If Malcolm Forbes' yacht, The Highlander, had sprung a leak last night, half of establishment Washington would have been in the swim.
The 126-foot teak yacht did, of course, no such thing, but sailed down the Potomac in high style, with the Woodrow Wilson bridge going up in the air so the boat could go under, while guests dined on caviar, roast beef, oyster pudding and chocolate mousse. The evening sun turned the water to a molten gold, the air was neither too hot nor cold the company was august, the food the drink lavish.
For Forbes, publisher of Forbes magazine, who already has a world-class collection of Faberge eggs, presidential autographs, lead soldiers and toy boats, to name a few, it was a first-class collection of Washington power elite, circa Reagan.
Last night, some 60 guests were piped aboard the boat by bagpiper Jordan Forbes (no relation, he just turned up in a Forbes kilt with his bagpipes a year or so ago; now he's the steward on the 10-man crew).
Last night, ambassadors, tomorrow a prime minister. Zenko Suzuki, prime minister of Japan, will be guest of honor tomorrow at a luncheon of breast of chicken and lobster while The Highlander sails around Manhattan.

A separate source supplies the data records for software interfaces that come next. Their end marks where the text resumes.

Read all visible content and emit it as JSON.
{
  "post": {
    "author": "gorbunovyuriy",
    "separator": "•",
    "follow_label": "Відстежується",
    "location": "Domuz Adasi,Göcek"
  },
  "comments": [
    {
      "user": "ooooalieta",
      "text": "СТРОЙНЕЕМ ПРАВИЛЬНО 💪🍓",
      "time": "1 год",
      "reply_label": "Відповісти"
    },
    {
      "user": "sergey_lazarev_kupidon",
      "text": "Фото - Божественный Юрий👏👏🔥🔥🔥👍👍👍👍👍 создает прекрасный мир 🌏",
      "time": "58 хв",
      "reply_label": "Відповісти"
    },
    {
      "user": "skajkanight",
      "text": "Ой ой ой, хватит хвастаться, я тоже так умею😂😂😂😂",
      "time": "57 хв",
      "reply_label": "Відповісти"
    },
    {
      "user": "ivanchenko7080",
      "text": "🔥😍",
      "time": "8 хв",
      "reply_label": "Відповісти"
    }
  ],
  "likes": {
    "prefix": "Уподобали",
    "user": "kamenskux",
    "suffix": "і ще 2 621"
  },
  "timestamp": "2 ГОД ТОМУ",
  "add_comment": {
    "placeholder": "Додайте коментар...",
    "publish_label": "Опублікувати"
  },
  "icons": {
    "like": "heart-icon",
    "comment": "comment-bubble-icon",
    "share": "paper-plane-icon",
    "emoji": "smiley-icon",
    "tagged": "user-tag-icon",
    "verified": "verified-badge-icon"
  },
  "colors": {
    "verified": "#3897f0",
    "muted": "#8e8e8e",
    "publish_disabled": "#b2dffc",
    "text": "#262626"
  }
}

Former ambassador Walter Annenberg, protocol chief Lenore Annenberg, British Ambassador Sir Nicholas Henderson and Lady Henderson, and American ambassador-designate to Great Britain and Mrs. John Louis relaxed in the knowledge that their royal guest, Prince Charles, had a good time and was safely out of their responsibility. But for Sen. Claiborne Pell (D-R.I.) and Mrs. Pell, another crown prince's visit comes this week. Mrs. Pell said Prince Hans Adam of Lichtenstein will be their house guest.
Lady Henderson reported that Prince Charles enjoyed staying in the Laura Ashley bedroom at the British Embassy, done over by Lady Henderson in the British fabrics and wallpaper and with her own collection of Victorian music hall sheet music covers. But then Prince Charles, she said, is "so sensitive and simple to please."
Protocol chief Annenberg said the whole trip went very smoothly. "No problems," said said.
CBS commentator Roger Mudd congratulated Lyn Nofziger, assistant to the president for political affairs, on the job he had done keeping the country informed the day President Reagan was shot. "It didn't seem strange to me," Nofziger said. "I just did what I had to do." His wife smiled and said, "After all, he'd had 15 years in that job." He was Reagan's former press spokesman.
Malcolm Forbes, with two of his sons, Steve and Kip, gave tours of the boat to the fascinated guests. "It's our fourth," he said about the boat. "Our last one caught fire and burned completely. But we were lucky, a man had commissioned this one to be copied after our old Highlander, but larger. When the income tax law was changed, he couldn't afford to keep it, and we were able to buy it right away."
The boat sleeps 22. The luxurious grand salon is furnished with flowered cushions and glass-front cabinets full of Imari china plates and shell ornaments. On some walls are part of the Forbes autograph collection, including a thank-you picture from Queen Elizabeth and Prince Philip for the loan of a previous Highlander for transporting part of the royal entourage.
Roberta Forbes, Malcolm's wife, said this was the first time she'd been down the Potomac. "But then, I only come on the boat," she said, "when there's an event like this one."
The evening ended at 9:30 so the boat could make it to New York in time for the cruise with the Japanese prime minister, and the disembarking guests were handed souvenirs -- shopping bags reading "Forbes: Capitalist Toolbags," outfitted with the May issue of Forbes magazine, a box of Forbes Capitalist Cookies and Forbes' book, "The Sayings of Chairman Malcolm." Chinese Ambassador Chai Zemin and Madame Li Yufeng smiled as they took theirs.